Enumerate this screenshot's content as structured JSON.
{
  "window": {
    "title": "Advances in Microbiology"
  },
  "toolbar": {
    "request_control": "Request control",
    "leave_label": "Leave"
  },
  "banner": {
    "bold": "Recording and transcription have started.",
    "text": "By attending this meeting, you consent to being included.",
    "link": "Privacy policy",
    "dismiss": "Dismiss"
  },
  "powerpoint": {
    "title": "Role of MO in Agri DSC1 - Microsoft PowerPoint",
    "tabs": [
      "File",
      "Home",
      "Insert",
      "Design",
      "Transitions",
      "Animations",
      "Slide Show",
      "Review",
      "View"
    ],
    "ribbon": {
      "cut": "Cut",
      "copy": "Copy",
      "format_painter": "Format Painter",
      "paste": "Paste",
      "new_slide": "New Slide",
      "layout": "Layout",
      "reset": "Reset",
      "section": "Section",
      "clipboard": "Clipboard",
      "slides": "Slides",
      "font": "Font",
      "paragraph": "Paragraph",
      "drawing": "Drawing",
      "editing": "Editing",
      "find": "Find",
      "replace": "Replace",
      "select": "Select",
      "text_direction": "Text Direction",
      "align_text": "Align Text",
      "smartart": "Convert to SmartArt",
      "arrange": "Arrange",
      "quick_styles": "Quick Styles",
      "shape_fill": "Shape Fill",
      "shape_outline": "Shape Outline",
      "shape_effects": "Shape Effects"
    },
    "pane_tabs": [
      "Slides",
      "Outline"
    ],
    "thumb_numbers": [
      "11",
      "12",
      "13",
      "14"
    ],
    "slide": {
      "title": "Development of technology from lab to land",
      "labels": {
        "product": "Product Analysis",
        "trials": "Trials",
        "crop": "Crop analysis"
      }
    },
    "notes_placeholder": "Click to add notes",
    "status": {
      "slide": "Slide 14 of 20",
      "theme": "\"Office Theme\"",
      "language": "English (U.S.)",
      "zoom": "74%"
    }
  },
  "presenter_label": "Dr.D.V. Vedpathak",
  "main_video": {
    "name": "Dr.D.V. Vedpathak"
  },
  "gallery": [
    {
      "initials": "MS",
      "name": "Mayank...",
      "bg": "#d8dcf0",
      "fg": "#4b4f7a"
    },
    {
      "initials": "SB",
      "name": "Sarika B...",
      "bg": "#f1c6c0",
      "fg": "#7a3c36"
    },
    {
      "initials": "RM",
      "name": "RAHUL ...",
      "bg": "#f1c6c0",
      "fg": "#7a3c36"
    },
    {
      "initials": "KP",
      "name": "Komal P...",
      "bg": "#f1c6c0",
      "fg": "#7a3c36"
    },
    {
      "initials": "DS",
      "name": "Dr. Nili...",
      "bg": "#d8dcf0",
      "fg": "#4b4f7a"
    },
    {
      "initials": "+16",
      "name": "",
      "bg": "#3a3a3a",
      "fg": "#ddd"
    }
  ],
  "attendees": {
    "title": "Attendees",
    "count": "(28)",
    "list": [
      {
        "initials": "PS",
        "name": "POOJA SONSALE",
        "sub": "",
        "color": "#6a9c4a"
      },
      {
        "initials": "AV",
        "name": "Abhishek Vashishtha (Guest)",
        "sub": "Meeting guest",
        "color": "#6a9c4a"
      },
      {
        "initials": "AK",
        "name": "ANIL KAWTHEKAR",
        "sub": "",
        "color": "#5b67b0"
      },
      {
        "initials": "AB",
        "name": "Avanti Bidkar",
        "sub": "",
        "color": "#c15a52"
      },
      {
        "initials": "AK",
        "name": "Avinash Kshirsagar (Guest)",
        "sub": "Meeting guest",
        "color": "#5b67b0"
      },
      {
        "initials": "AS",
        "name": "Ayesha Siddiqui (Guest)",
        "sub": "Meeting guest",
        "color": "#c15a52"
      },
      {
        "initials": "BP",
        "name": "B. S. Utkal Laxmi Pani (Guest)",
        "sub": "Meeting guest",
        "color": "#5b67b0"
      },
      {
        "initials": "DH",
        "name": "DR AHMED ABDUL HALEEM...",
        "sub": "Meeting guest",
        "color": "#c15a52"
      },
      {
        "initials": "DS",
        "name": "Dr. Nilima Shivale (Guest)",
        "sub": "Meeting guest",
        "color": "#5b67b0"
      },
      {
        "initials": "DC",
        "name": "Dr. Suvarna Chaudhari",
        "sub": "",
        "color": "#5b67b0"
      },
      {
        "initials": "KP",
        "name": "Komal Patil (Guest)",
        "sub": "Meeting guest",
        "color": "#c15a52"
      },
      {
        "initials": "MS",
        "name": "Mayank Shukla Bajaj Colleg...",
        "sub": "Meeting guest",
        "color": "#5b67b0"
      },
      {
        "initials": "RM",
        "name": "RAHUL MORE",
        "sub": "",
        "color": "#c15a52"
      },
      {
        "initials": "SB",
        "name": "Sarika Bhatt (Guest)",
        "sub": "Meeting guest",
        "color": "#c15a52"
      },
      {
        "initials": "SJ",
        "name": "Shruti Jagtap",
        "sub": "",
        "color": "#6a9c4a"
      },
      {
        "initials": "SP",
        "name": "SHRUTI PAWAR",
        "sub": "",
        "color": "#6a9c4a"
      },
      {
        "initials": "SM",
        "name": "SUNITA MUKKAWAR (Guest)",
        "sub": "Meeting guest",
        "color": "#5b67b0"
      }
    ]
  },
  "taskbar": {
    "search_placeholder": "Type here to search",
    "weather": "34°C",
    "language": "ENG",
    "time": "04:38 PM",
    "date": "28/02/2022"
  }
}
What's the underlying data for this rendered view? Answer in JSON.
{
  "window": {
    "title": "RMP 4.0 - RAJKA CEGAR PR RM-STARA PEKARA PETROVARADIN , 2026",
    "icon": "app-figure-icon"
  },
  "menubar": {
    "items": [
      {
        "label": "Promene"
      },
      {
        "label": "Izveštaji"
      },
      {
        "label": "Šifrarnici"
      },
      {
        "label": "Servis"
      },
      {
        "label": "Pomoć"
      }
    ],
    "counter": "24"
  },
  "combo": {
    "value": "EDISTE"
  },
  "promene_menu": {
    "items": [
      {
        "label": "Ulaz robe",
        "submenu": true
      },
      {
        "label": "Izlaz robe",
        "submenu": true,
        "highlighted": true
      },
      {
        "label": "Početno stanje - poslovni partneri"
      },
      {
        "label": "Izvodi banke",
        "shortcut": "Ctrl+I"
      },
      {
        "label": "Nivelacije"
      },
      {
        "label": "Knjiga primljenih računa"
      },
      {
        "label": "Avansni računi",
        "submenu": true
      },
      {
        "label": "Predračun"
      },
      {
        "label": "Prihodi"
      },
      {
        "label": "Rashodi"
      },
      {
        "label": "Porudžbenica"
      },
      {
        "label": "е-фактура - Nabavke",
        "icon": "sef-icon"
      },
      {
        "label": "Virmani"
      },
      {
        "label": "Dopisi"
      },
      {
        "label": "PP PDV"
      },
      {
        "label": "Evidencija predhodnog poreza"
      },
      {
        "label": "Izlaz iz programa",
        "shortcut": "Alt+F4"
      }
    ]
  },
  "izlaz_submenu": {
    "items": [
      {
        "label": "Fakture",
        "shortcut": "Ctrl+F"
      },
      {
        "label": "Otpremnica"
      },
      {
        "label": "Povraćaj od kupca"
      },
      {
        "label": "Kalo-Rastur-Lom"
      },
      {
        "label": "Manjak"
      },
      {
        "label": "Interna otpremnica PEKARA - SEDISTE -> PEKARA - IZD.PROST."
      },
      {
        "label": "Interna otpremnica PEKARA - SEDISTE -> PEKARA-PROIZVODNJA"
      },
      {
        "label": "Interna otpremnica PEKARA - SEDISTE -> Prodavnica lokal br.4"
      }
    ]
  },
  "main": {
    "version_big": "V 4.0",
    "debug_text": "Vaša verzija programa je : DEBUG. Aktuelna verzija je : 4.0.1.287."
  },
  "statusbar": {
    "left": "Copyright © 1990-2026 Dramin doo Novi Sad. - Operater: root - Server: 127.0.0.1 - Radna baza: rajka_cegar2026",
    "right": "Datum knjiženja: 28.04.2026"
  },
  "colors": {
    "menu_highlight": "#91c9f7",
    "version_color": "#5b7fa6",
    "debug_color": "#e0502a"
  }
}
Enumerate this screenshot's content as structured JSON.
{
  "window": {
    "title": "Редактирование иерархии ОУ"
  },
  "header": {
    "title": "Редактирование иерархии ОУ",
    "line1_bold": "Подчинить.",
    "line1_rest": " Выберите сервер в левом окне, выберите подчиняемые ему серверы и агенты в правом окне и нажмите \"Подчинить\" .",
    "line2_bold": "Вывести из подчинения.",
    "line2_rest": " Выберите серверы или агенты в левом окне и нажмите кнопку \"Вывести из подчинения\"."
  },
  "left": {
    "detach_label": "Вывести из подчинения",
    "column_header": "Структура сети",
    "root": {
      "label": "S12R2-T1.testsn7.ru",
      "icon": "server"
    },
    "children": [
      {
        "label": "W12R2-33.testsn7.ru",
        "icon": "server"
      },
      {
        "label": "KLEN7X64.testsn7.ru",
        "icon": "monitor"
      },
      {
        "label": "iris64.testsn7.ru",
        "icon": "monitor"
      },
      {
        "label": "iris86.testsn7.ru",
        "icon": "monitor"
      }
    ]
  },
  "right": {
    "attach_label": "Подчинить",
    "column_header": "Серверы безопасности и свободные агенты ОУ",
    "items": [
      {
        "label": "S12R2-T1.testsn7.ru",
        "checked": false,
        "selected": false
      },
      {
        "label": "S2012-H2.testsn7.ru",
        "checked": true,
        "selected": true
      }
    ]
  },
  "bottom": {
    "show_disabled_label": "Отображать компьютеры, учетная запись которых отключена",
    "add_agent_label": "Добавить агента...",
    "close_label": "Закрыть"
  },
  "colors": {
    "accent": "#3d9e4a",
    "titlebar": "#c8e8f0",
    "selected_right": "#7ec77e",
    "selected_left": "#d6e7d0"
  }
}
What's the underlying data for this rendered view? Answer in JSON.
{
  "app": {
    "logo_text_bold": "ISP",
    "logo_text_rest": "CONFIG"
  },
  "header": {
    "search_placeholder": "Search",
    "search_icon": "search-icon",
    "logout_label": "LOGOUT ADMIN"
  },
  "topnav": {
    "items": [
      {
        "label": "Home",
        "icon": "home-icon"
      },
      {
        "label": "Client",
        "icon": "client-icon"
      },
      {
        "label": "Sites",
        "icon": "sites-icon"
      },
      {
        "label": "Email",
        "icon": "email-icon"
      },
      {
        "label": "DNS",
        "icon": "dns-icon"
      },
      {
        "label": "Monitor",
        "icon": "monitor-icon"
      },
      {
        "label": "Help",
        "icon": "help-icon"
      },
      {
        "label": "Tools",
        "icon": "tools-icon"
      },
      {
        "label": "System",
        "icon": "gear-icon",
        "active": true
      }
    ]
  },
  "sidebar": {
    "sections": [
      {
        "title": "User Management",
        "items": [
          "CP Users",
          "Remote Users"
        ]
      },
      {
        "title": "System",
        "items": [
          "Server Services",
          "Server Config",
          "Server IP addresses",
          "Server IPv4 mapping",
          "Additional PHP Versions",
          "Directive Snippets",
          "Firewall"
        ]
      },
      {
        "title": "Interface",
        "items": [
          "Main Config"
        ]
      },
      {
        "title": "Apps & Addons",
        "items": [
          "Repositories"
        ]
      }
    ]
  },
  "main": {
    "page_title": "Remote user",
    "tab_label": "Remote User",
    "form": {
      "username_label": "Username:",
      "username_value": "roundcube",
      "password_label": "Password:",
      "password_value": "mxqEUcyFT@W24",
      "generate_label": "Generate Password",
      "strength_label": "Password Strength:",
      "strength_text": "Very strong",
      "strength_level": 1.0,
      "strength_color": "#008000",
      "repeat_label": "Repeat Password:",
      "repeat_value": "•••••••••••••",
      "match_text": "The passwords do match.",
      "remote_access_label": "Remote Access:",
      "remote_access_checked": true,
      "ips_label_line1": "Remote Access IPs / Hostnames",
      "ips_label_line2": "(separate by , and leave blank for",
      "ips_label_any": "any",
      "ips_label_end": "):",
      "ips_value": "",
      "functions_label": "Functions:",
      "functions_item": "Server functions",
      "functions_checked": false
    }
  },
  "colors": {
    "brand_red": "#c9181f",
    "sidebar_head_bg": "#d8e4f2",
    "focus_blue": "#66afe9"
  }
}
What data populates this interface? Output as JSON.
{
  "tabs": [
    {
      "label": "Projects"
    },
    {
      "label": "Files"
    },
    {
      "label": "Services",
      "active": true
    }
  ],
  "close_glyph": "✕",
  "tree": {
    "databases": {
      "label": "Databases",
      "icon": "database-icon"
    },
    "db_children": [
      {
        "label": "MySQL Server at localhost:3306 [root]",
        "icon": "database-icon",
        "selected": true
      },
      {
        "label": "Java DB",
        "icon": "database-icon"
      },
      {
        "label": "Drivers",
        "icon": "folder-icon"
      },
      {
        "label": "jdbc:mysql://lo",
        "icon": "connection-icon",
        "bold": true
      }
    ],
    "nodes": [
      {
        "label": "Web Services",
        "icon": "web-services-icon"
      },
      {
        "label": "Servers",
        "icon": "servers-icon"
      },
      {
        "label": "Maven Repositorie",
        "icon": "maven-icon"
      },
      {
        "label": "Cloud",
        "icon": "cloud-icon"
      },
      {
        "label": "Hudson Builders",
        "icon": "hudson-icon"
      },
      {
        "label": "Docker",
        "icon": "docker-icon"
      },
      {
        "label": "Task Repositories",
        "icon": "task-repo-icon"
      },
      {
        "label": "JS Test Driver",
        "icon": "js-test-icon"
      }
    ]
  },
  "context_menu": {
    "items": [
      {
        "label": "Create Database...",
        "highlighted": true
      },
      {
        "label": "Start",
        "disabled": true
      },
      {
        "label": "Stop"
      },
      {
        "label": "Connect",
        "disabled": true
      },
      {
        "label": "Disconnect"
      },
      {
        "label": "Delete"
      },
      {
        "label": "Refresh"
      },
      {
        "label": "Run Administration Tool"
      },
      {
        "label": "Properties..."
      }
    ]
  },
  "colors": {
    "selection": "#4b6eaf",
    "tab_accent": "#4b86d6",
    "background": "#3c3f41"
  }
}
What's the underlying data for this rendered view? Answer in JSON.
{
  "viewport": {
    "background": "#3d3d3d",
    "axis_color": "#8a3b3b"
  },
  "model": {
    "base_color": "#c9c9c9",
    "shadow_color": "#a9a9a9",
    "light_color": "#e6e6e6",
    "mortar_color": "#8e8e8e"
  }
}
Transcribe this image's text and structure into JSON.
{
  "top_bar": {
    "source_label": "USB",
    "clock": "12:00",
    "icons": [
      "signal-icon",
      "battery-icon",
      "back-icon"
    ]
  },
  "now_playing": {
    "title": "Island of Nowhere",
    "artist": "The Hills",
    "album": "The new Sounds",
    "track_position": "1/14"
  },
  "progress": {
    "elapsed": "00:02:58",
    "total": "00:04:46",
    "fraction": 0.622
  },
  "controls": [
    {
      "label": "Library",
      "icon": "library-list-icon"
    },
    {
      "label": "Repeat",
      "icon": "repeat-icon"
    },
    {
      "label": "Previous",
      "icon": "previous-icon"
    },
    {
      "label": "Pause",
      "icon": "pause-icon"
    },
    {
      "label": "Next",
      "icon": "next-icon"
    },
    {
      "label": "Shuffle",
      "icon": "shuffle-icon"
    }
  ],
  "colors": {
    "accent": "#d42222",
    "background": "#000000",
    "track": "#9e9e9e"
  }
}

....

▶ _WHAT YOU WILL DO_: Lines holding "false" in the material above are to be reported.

▶ _ANSWER TO THIS PROBLEM_:
        "checked": false,
        "selected": false
      "functions_checked": false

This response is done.